tagged: webpack symfony encore library configuration frontend library dependency tool

Link: http://symfony.com/blog/introducing-webpack-encore-for-asset-management

Symfony Blog:
Preparing your Applications for PHP 7 with Symfony Polyfills
May 19, 2017 @ 11:07:50

The Symfony blog has posted an article showing you how to prepare your applications for a migration to PHP 7 with the help of various polyfill libraries. These libraries make it possible to use PHP 7 functionality in non-PHP 7 applications if the function in use isn't defined.

According to the May 2017 PHP Stats, 53% of PHP developers use PHP 7.0 or 7.1, but only 10% of Composer packages require PHP 7.0 or higher. In fact, 1 in 4 packages still require PHP 5.3, which is used by less than 1% of developers.

[...] Upgrading your development machines is usually a simple task, but upgrading the rest of the infrastructure (servers, tools, etc.) usually requires more resources. This is where Symfony Polyfills can help you preparing the code of your application for PHP 7.

The article briefly explains what polyfills are and how to load in the current Symfony set via a Composer install. There've provided functionality for PHP versions 5.4 through 5.6 as well as PHP 7.0 and 7.1 to ensure you have the most up to date functionality at your fingertips.

tagged: php7 application symfony polyfill library functionality composer tutorial

Link: http://symfony.com/blog/preparing-your-applications-for-php-7-with-symfony-polyfills

BugSnag:
Building maintainable PHP apps using Composer
Apr 03, 2017 @ 12:14:02

The BugSnag blog has a post by guest author Graham Campbell sharing some best practices when using Composer in your PHP applications. It's written mainly for those that haven't used Composer much yet and want to get started quickly and easily.

Composer has made big waves in the PHP community in recent years. Thanks to Composer’s creators, Jordi Boggiano and Nils Adermann, Composer has become the absolute backbone of PHP’s package infrastructure today.

In this blog post, we shall be introducing Composer, from the ground up. We will see what packages are, how they should be versioned, and how to install them into your application. Learn about Composer and never look back!

He starts out by defining what a package is in the world of Composer and how it differs from a "library". He then briefly touches on the early days of the tool before showing how to get it installed and creating your first "composer.json" configuration file. He then gets into one of the more tricky subjects when dealing with Composer and packages - versioning.
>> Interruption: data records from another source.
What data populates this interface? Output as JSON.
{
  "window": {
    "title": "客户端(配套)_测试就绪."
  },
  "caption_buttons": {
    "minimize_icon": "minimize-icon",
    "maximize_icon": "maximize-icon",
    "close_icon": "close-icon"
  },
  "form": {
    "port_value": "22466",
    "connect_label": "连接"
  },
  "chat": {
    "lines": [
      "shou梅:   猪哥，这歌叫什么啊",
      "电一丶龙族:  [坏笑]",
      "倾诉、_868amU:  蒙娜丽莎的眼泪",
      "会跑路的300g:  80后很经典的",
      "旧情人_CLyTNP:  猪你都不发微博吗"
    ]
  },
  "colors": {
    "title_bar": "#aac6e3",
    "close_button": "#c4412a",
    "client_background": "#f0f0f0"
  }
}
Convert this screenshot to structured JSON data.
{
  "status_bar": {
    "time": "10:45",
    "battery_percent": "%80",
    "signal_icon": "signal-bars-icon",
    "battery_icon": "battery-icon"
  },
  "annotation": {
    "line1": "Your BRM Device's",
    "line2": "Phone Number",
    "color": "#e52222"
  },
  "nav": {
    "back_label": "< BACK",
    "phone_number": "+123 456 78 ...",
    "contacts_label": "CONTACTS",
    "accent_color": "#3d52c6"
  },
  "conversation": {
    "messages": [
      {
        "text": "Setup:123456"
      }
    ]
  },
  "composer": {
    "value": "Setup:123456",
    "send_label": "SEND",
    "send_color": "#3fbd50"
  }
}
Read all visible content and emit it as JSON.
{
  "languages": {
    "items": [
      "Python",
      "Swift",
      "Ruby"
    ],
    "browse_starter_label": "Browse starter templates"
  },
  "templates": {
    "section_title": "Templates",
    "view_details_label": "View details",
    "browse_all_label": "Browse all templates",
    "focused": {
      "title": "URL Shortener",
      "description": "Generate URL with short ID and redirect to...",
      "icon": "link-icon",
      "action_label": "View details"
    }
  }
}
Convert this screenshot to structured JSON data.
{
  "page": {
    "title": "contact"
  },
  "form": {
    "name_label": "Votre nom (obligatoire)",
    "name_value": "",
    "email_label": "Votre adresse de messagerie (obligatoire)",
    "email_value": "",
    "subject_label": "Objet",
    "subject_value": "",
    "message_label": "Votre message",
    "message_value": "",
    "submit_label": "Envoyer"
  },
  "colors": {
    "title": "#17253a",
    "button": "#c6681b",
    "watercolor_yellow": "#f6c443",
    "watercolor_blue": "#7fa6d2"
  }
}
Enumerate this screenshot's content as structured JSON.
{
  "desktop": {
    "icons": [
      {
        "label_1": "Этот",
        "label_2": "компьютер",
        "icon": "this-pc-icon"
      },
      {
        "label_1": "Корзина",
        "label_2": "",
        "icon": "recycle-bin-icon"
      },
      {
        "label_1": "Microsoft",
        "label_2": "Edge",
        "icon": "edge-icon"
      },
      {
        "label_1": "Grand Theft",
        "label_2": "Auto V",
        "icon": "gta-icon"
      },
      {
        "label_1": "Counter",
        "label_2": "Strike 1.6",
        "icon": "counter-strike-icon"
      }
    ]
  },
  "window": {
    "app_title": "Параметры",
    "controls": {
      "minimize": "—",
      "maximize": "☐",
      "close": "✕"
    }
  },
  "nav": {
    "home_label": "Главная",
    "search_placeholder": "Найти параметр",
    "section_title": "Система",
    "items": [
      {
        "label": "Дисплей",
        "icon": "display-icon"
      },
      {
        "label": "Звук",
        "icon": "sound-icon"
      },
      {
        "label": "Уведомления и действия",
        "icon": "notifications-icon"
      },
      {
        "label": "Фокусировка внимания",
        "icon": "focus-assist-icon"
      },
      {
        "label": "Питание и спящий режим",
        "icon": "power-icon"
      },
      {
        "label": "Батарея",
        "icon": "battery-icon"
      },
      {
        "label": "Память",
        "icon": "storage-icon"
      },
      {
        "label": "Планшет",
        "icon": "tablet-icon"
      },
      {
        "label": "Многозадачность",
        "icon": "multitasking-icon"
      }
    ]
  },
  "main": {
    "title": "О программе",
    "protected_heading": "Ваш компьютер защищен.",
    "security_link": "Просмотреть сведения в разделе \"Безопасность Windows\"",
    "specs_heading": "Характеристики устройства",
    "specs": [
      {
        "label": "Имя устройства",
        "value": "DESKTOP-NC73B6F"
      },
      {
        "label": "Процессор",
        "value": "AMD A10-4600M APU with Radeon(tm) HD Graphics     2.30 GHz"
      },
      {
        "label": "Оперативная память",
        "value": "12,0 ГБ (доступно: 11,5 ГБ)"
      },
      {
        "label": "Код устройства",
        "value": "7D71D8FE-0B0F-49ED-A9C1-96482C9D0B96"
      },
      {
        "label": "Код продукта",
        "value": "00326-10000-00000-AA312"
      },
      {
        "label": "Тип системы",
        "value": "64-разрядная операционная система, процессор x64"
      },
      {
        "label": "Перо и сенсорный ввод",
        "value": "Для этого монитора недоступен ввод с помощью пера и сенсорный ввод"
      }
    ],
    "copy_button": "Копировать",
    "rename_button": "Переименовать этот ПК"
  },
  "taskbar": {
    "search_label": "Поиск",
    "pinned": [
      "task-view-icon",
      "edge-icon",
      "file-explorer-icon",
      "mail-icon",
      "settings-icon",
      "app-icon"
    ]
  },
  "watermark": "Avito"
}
Finally he covers a few of his suggested best practices when using Composer including defining your own package installation constraints and how the autoloading works to your benefit.

tagged: composer bestpractices introduction configuration package library tool

Link: https://blog.bugsnag.com/best-practices-using-composer/

Dev.to:
PHP 7.2: The First Programming Language to Add Modern Cryptography to its Standard Library
Feb 14, 2017 @ 12:10:29

In this post to the dev.to site Scott Arciszewski talks about a milestone in the PHP language, it being the first language to "add modern cryptography to its standard library" (PHP 7.2).

Last week, the voting phase closed on an RFC to add libsodium to PHP 7.2. The result was unanimous (37 in favor, 0 against).

When version 7.2 releases at the end of the year, PHP will be the first programming language to adopt modern cryptography in its standard library.

He goes on to talk about what "modern cryptography" is describing concepts like secure primitives and showing example of the high-level API the integration will provide. The post finishes out with a rebuttal against some of the nay-sayers around PHP and its reputation for security. They say that there's "no way PHP is more secure than " so Scott compares this libsodium addition to some of the features in other languages and where they're lacking in relation.

tagged: programming language cryptography standard library libsodium php72

Link: https://dev.to/paragonie/php-72-the-first-programming-language-to-add-modern-cryptography-to-its-standard-library